I know that some of you are already aware of the proposed grazing for the Stour Valley Local Nature Reserve. I am just getting in touch to let you know that we will be holding an information session about the proposals at Stour Acres in Granby Road, on Thursday 28th July, from 3pm until 8pm. The plans and proposals for the grazing will be on display for anyone to come and look at, and there will be members of staff present throughout the session to answer queries and provide information. It will be a chance for people to find out exactly what is planned, and why, as well as providing people with an opportunity to ask questions, give any comments and raise any concerns. The session will take place on the open space adjacent to the Barn at Stour Acres if the weather is fine. If it rains, the session will take place in the Barn itself.

Gary Clarke, the Grazing Manager for the Dorset Urban Heaths Grazing Partnership, has already carried out three 'survey' sessions at different points along the Stour Valley Local Nature Reserve. During these sessions he spoke to 132 visitors on the reserve. Of these, 120 were 'pleased with and interested in' the proposals; 9 people were 'not concerned either way'; and only 3 people objected to the proposals. The 'drop-in' information session on Thursday 28th July will be the final stage of the consultation process. Decisions on the proposed grazing will be based on the response from this drop-in session at Stour Acres.

If you are not familiar with the details of the proposed grazing scheme, you will find two attached documents which will be of use. One of the documents answers some of the questions that might be asked about the grazing, and the other document is a map showing where the grazing would take place. A third document is also attached, which is a copy of the poster which will be displayed on site from today, letting people know about the information session.

The information session has also been advertised on the Parks main page of the Council website. I am also hoping that there will be information on the Stour Valley Supporters website as well.

If you have any questions about the information session, or about the grazing proposals themselves, please do not hesitate to contact me.

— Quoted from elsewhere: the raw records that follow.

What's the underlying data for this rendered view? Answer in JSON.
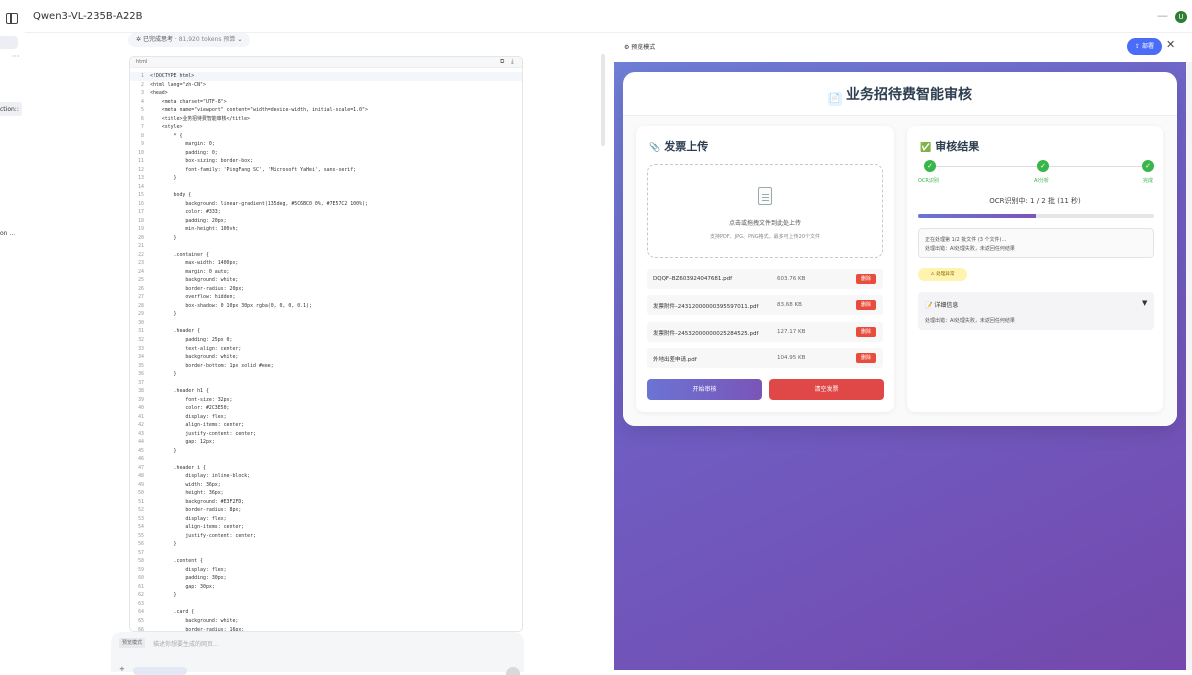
{
  "app": {
    "model_name": "Qwen3-VL-235B-A22B",
    "avatar_letter": "U"
  },
  "sidebar": {
    "snippets": [
      "ction::",
      "on ..."
    ]
  },
  "thinking": {
    "label": "已完成思考",
    "tokens": "· 81,920 tokens 预算"
  },
  "code": {
    "language": "html",
    "lines": [
      "<!DOCTYPE html>",
      "<html lang=\"zh-CN\">",
      "<head>",
      "    <meta charset=\"UTF-8\">",
      "    <meta name=\"viewport\" content=\"width=device-width, initial-scale=1.0\">",
      "    <title>业务招待费智能审核</title>",
      "    <style>",
      "        * {",
      "            margin: 0;",
      "            padding: 0;",
      "            box-sizing: border-box;",
      "            font-family: 'PingFang SC', 'Microsoft YaHei', sans-serif;",
      "        }",
      "",
      "        body {",
      "            background: linear-gradient(135deg, #5C6BC0 0%, #7E57C2 100%);",
      "            color: #333;",
      "            padding: 20px;",
      "            min-height: 100vh;",
      "        }",
      "",
      "        .container {",
      "            max-width: 1400px;",
      "            margin: 0 auto;",
      "            background: white;",
      "            border-radius: 20px;",
      "            overflow: hidden;",
      "            box-shadow: 0 10px 30px rgba(0, 0, 0, 0.1);",
      "        }",
      "",
      "        .header {",
      "            padding: 25px 0;",
      "            text-align: center;",
      "            background: white;",
      "            border-bottom: 1px solid #eee;",
      "        }",
      "",
      "        .header h1 {",
      "            font-size: 32px;",
      "            color: #2C3E50;",
      "            display: flex;",
      "            align-items: center;",
      "            justify-content: center;",
      "            gap: 12px;",
      "        }",
      "",
      "        .header i {",
      "            display: inline-block;",
      "            width: 36px;",
      "            height: 36px;",
      "            background: #E3F2FD;",
      "            border-radius: 8px;",
      "            display: flex;",
      "            align-items: center;",
      "            justify-content: center;",
      "        }",
      "",
      "        .content {",
      "            display: flex;",
      "            padding: 30px;",
      "            gap: 30px;",
      "        }",
      "",
      "        .card {",
      "            background: white;",
      "            border-radius: 16px;",
      "            box-shadow: 0 4px 12px rgba(0, 0, 0, 0.05);"
    ]
  },
  "input": {
    "tag": "预览模式",
    "placeholder": "描述你想要生成的网页..."
  },
  "preview": {
    "mode_label": "预览模式",
    "deploy_label": "部署",
    "title": "业务招待费智能审核",
    "upload": {
      "title": "发票上传",
      "drop_main": "点击或拖拽文件到此处上传",
      "drop_sub": "支持PDF、JPG、PNG格式，最多可上传20个文件",
      "delete_label": "删除",
      "files": [
        {
          "name": "DQQF–BZ603924047681.pdf",
          "size": "603.76 KB"
        },
        {
          "name": "发票附件–24312000000395597011.pdf",
          "size": "83.68 KB"
        },
        {
          "name": "发票附件–24532000000025284525.pdf",
          "size": "127.17 KB"
        },
        {
          "name": "外地出差申请.pdf",
          "size": "104.95 KB"
        }
      ],
      "start_label": "开始审核",
      "clear_label": "清空发票"
    },
    "result": {
      "title": "审核结果",
      "steps": [
        "OCR识别",
        "AI分析",
        "完成"
      ],
      "progress_text": "OCR识别中: 1 / 2 批 (11 秒)",
      "progress": 0.5,
      "status_line1": "正在处理第 1/2 批文件 (3 个文件)...",
      "status_line2": "处理出错：AI处理失败，未返回任何结果",
      "warn_label": "处理异常",
      "detail_title": "详细信息",
      "detail_text": "处理出错：AI处理失败，未返回任何结果"
    }
  },
  "colors": {
    "accent": "#4a6cf7",
    "danger": "#e04848",
    "success": "#3ab54a",
    "gradient_start": "#6f7fd6",
    "gradient_end": "#7448ac"
  }
}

Kind regards,

Richard Hesketh

PR and Volunteers Officer, Bournemouth Parks, Housing Landlord and Parks

Proposed Stour Valley Local Nature Reserve Grazing Map

Stour Valley Local Nature Reserve Grazing Proposals Map Bournemouth

Stour Valley Local Nature Reserve Grazing Proposals

Click on the PDF icon to view the Stour Valley Local Nature Reserve Grazing Proposals.

Grazing Stour Valley Local Nature Reserve - your questions answered

What is proposed?

It is proposed that most of the grassland in Stour Valley Local Nature Reserve will be grazed each summer and autumn with cattle, in order to improve habitat quality.

Why the change?

Currently, all of the grass is cut by machinery each year.

We intend to continue to cut some of the grass for hay but for the remainder, grazing will produce more varied vegetation height and structure. This will benefit a wider range of plants and animals. Also, the hay meadows would be grazed a while after they have been cut in order to control regrowth of coarse grasses and other competitive species. This will produce gaps in the sward where wildflower seedlings can become established.

The vision is to produce wildflower-rich meadows buzzing with insects and bounded by thick hedgerows where farmland birds can nest – habitats sadly now rare due to modern intensive agriculture.

Will the cattle grazing affect the way I can use the area?

There is no reason why grazing should prevent your current enjoyment of the site.

In fact, experience elsewhere in Bournemouth and Poole has shown that the majority of users soon grow to appreciate the extra interest that the animals bring.

Fencing and new hedges will be required to prevent the cattle wandering, but this will not restrict access by pedestrians or horse-riders, since gates will allow free passage along all existing paths and bridleways through the grazed areas. The main footpaths, including that alongside the river, will be entirely excluded from the grazed areas.

A small number of cattle (less than 10) will be on site at any one time. They will be confined to specific compartments, meaning they could easily be avoided if so desired.

For much of the year there will be no cattle present, as they will be grazing other reserves elsewhere.

Will it be safe?

Shetland cows that currently graze other busy sites such as Kinson & Turbary Commons and Canford Heath will be used. These docile cows are fully accustomed to the presence of people, dogs and horses, and have proven to coexist quite happily with these.

Who is paying for it?

Costs of new fencing, gates etc will be met from Natural England funding for nature reserves. Grazing is being reintroduced on heaths and meadows throughout the area in order to improve these special habitats, via the Dorset Urban Heaths Grazing Partnership.

For more information on Conservation Grazing generally, see: www.grazinganimalsproject.org.uk

Who do I contact?

Stuart Clarke 451637

Mark Holloway 451637

Alison Smithies/James Boyland 535140

Brian Heppenstall 420909